■ **DESCRIPTION OF THE TASK**: One line at a time, check the entries below for the word "label", and copy each line that has it.

- - - - - - -

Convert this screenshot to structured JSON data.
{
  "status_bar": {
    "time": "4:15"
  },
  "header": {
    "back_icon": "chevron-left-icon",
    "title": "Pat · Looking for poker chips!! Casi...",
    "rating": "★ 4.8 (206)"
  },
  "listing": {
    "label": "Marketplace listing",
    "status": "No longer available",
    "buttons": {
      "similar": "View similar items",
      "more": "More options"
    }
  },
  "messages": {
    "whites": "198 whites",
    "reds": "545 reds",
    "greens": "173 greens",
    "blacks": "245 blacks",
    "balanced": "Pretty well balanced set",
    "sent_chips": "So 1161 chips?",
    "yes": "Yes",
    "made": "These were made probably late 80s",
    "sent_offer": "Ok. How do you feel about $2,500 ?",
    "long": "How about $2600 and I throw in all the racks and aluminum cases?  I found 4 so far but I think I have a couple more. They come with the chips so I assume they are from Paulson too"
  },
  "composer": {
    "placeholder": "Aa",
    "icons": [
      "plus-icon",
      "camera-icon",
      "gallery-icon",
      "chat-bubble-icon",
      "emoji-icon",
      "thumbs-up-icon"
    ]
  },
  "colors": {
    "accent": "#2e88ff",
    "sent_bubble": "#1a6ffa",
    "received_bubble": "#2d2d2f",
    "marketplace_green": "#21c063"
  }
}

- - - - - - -

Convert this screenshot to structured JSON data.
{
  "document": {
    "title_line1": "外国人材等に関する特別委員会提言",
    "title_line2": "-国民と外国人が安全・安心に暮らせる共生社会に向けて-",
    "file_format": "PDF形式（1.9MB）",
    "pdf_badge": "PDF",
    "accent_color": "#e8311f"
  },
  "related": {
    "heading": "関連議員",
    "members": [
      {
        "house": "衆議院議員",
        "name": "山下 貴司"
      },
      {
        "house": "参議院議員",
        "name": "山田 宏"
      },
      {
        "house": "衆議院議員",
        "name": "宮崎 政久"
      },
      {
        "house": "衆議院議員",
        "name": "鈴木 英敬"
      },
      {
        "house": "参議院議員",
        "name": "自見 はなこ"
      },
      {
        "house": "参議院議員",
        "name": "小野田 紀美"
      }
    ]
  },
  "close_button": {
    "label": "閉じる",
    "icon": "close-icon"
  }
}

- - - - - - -

■ **RESPONSE TO THE TASK**:
    "label": "Marketplace listing",
    "label": "閉じる",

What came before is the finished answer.